== RECORD EXCERPTS ==
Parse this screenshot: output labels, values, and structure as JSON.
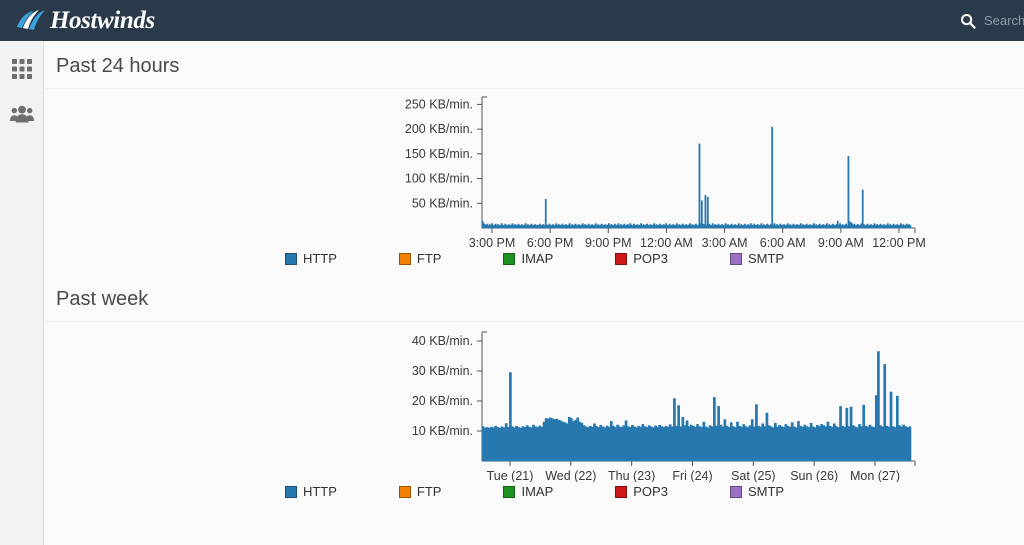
{
  "header": {
    "brand": "Hostwinds",
    "logo_icon": "hostwinds-wave-logo",
    "search_icon": "search-icon",
    "search_placeholder": "Search",
    "search_value": "",
    "background_color": "#2b3a4a",
    "brand_color": "#ffffff",
    "accent_color": "#3aa3dc"
  },
  "sidebar": {
    "items": [
      {
        "name": "apps-grid-icon",
        "label": ""
      },
      {
        "name": "users-group-icon",
        "label": ""
      }
    ],
    "background_color": "#f2f2f2",
    "icon_color": "#6e6e6e"
  },
  "sections": [
    {
      "id": "past-24-hours",
      "title": "Past 24 hours"
    },
    {
      "id": "past-week",
      "title": "Past week"
    }
  ],
  "legend_entries": [
    {
      "label": "HTTP",
      "color": "#2878b0"
    },
    {
      "label": "FTP",
      "color": "#f08000"
    },
    {
      "label": "IMAP",
      "color": "#1f9120"
    },
    {
      "label": "POP3",
      "color": "#cc1818"
    },
    {
      "label": "SMTP",
      "color": "#9a6fc4"
    }
  ],
  "chart_data": [
    {
      "id": "past-24-hours-chart",
      "type": "area",
      "title": "Past 24 hours",
      "xlabel": "",
      "ylabel": "KB/min.",
      "unit": "KB/min.",
      "ylim": [
        0,
        265
      ],
      "yticks": [
        50,
        100,
        150,
        200,
        250
      ],
      "ytick_labels": [
        "50 KB/min.",
        "100 KB/min.",
        "150 KB/min.",
        "200 KB/min.",
        "250 KB/min."
      ],
      "grid": false,
      "legend_position": "bottom",
      "xticks": [
        0,
        3,
        6,
        9,
        12,
        15,
        18,
        21
      ],
      "xtick_labels": [
        "3:00 PM",
        "6:00 PM",
        "9:00 PM",
        "12:00 AM",
        "3:00 AM",
        "6:00 AM",
        "9:00 AM",
        "12:00 PM"
      ],
      "series": [
        {
          "name": "HTTP",
          "color": "#2878b0",
          "values": [
            14,
            9,
            7,
            6,
            8,
            5,
            7,
            6,
            9,
            5,
            6,
            8,
            5,
            7,
            6,
            5,
            9,
            6,
            5,
            8,
            6,
            5,
            7,
            5,
            6,
            9,
            5,
            7,
            6,
            5,
            8,
            6,
            5,
            7,
            5,
            6,
            9,
            5,
            7,
            5,
            6,
            8,
            5,
            6,
            7,
            5,
            6,
            5,
            8,
            5,
            6,
            7,
            5,
            58,
            6,
            5,
            8,
            6,
            5,
            7,
            5,
            6,
            9,
            5,
            7,
            6,
            5,
            8,
            5,
            6,
            7,
            5,
            6,
            9,
            5,
            7,
            5,
            6,
            8,
            5,
            6,
            7,
            5,
            6,
            9,
            5,
            7,
            6,
            5,
            8,
            5,
            6,
            7,
            5,
            6,
            9,
            5,
            7,
            5,
            6,
            8,
            5,
            6,
            7,
            5,
            6,
            9,
            5,
            7,
            6,
            5,
            8,
            5,
            6,
            9,
            5,
            7,
            5,
            6,
            8,
            5,
            6,
            7,
            5,
            9,
            6,
            5,
            8,
            5,
            6,
            7,
            5,
            6,
            9,
            5,
            7,
            5,
            6,
            8,
            5,
            6,
            7,
            5,
            6,
            9,
            5,
            7,
            5,
            6,
            8,
            5,
            6,
            7,
            5,
            9,
            6,
            5,
            8,
            5,
            6,
            7,
            5,
            6,
            9,
            5,
            7,
            5,
            6,
            8,
            5,
            6,
            7,
            5,
            6,
            9,
            5,
            7,
            5,
            6,
            8,
            5,
            6,
            170,
            9,
            55,
            8,
            7,
            66,
            6,
            62,
            8,
            6,
            5,
            9,
            5,
            7,
            6,
            5,
            8,
            5,
            6,
            7,
            5,
            6,
            9,
            5,
            7,
            5,
            6,
            8,
            5,
            6,
            7,
            5,
            6,
            9,
            5,
            7,
            5,
            6,
            8,
            5,
            6,
            7,
            5,
            9,
            6,
            5,
            8,
            5,
            6,
            7,
            5,
            6,
            9,
            5,
            7,
            5,
            6,
            8,
            5,
            6,
            7,
            204,
            6,
            9,
            5,
            7,
            5,
            6,
            8,
            5,
            6,
            7,
            5,
            6,
            9,
            5,
            7,
            5,
            6,
            8,
            5,
            6,
            7,
            5,
            6,
            9,
            5,
            7,
            5,
            6,
            8,
            5,
            6,
            7,
            5,
            6,
            9,
            5,
            7,
            5,
            6,
            8,
            5,
            6,
            7,
            5,
            6,
            9,
            5,
            7,
            5,
            6,
            8,
            5,
            6,
            7,
            14,
            6,
            9,
            5,
            7,
            5,
            6,
            8,
            5,
            145,
            13,
            11,
            9,
            6,
            8,
            5,
            6,
            7,
            5,
            6,
            9,
            77,
            7,
            5,
            6,
            8,
            5,
            6,
            7,
            5,
            6,
            9,
            5,
            7,
            5,
            6,
            8,
            5,
            6,
            7,
            5,
            6,
            9,
            5,
            7,
            5,
            6,
            8,
            5,
            6,
            7,
            5,
            6,
            9,
            5,
            7,
            5,
            6,
            8,
            6,
            7,
            5
          ]
        },
        {
          "name": "FTP",
          "color": "#f08000",
          "values": []
        },
        {
          "name": "IMAP",
          "color": "#1f9120",
          "values": []
        },
        {
          "name": "POP3",
          "color": "#cc1818",
          "values": []
        },
        {
          "name": "SMTP",
          "color": "#9a6fc4",
          "values": []
        }
      ],
      "notable_peaks": [
        {
          "x_label": "~3:40 PM",
          "value": 58
        },
        {
          "x_label": "~2:10 AM",
          "value": 170
        },
        {
          "x_label": "~2:30 AM",
          "value": 66
        },
        {
          "x_label": "~2:45 AM",
          "value": 62
        },
        {
          "x_label": "~6:00 AM",
          "value": 204
        },
        {
          "x_label": "~9:50 AM",
          "value": 145
        },
        {
          "x_label": "~10:40 AM",
          "value": 77
        }
      ]
    },
    {
      "id": "past-week-chart",
      "type": "area",
      "title": "Past week",
      "xlabel": "",
      "ylabel": "KB/min.",
      "unit": "KB/min.",
      "ylim": [
        0,
        43
      ],
      "yticks": [
        10,
        20,
        30,
        40
      ],
      "ytick_labels": [
        "10 KB/min.",
        "20 KB/min.",
        "30 KB/min.",
        "40 KB/min."
      ],
      "grid": false,
      "legend_position": "bottom",
      "xticks": [
        0,
        1,
        2,
        3,
        4,
        5,
        6
      ],
      "xtick_labels": [
        "Tue (21)",
        "Wed (22)",
        "Thu (23)",
        "Fri (24)",
        "Sat (25)",
        "Sun (26)",
        "Mon (27)"
      ],
      "series": [
        {
          "name": "HTTP",
          "color": "#2878b0",
          "values": [
            11.5,
            11.0,
            11.2,
            11.0,
            11.3,
            11.1,
            11.6,
            11.2,
            11.0,
            11.4,
            11.1,
            12.5,
            11.2,
            29.5,
            11.4,
            11.1,
            11.6,
            11.2,
            11.0,
            11.5,
            11.2,
            11.8,
            11.3,
            11.1,
            12.0,
            11.4,
            11.2,
            11.7,
            11.3,
            13.0,
            14.2,
            14.0,
            14.4,
            14.1,
            13.8,
            14.0,
            13.6,
            13.4,
            13.0,
            12.8,
            12.4,
            14.6,
            14.2,
            13.2,
            13.6,
            14.4,
            13.0,
            12.6,
            11.8,
            11.4,
            11.2,
            11.6,
            11.3,
            12.4,
            11.5,
            11.2,
            11.9,
            11.4,
            11.1,
            11.7,
            11.3,
            13.2,
            11.6,
            11.2,
            12.0,
            11.4,
            11.2,
            11.8,
            13.4,
            11.5,
            11.2,
            11.9,
            11.4,
            11.1,
            11.6,
            11.3,
            12.2,
            11.5,
            11.2,
            11.8,
            11.4,
            11.1,
            11.7,
            11.3,
            11.9,
            11.5,
            11.2,
            11.6,
            11.3,
            12.1,
            11.4,
            20.8,
            11.6,
            18.5,
            11.4,
            14.6,
            11.8,
            13.4,
            11.5,
            12.0,
            11.6,
            11.3,
            12.2,
            11.5,
            11.2,
            13.0,
            11.4,
            11.1,
            11.8,
            11.4,
            21.2,
            11.6,
            18.2,
            12.0,
            11.4,
            13.8,
            11.6,
            11.2,
            12.8,
            11.5,
            11.2,
            13.0,
            11.6,
            11.3,
            12.2,
            11.5,
            11.2,
            11.8,
            13.8,
            11.4,
            18.8,
            11.6,
            11.3,
            12.4,
            11.5,
            16.0,
            11.8,
            11.4,
            11.1,
            12.6,
            11.3,
            11.9,
            11.5,
            11.2,
            12.2,
            11.6,
            11.3,
            12.8,
            11.4,
            11.1,
            13.2,
            11.6,
            11.3,
            12.0,
            11.5,
            11.2,
            12.6,
            11.4,
            11.1,
            11.9,
            11.5,
            12.2,
            11.8,
            11.4,
            13.0,
            11.6,
            11.3,
            12.4,
            11.5,
            11.2,
            18.2,
            11.6,
            11.3,
            17.6,
            11.5,
            18.0,
            11.8,
            11.4,
            11.1,
            12.2,
            11.5,
            18.6,
            11.6,
            11.3,
            12.0,
            11.4,
            11.2,
            21.8,
            36.5,
            11.8,
            11.4,
            32.2,
            11.6,
            11.3,
            23.0,
            11.5,
            11.2,
            21.6,
            11.8,
            11.4,
            12.0,
            11.5,
            11.2,
            11.4
          ]
        },
        {
          "name": "FTP",
          "color": "#f08000",
          "values": []
        },
        {
          "name": "IMAP",
          "color": "#1f9120",
          "values": []
        },
        {
          "name": "POP3",
          "color": "#cc1818",
          "values": []
        },
        {
          "name": "SMTP",
          "color": "#9a6fc4",
          "values": []
        }
      ],
      "notable_peaks": [
        {
          "x_label": "Tue (21)",
          "value": 29.5
        },
        {
          "x_label": "Fri (24)",
          "value": 21.2
        },
        {
          "x_label": "Mon (27)",
          "value": 36.5
        },
        {
          "x_label": "Mon (27)",
          "value": 32.2
        },
        {
          "x_label": "Mon (27)",
          "value": 23.0
        },
        {
          "x_label": "Mon (27)",
          "value": 21.6
        }
      ]
    }
  ]
}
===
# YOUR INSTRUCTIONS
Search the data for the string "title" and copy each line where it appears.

# EXERCISE RESPONSE
      "title": "Past 24 hours"
      "title": "Past week"
      "title": "Past 24 hours",
      "title": "Past week",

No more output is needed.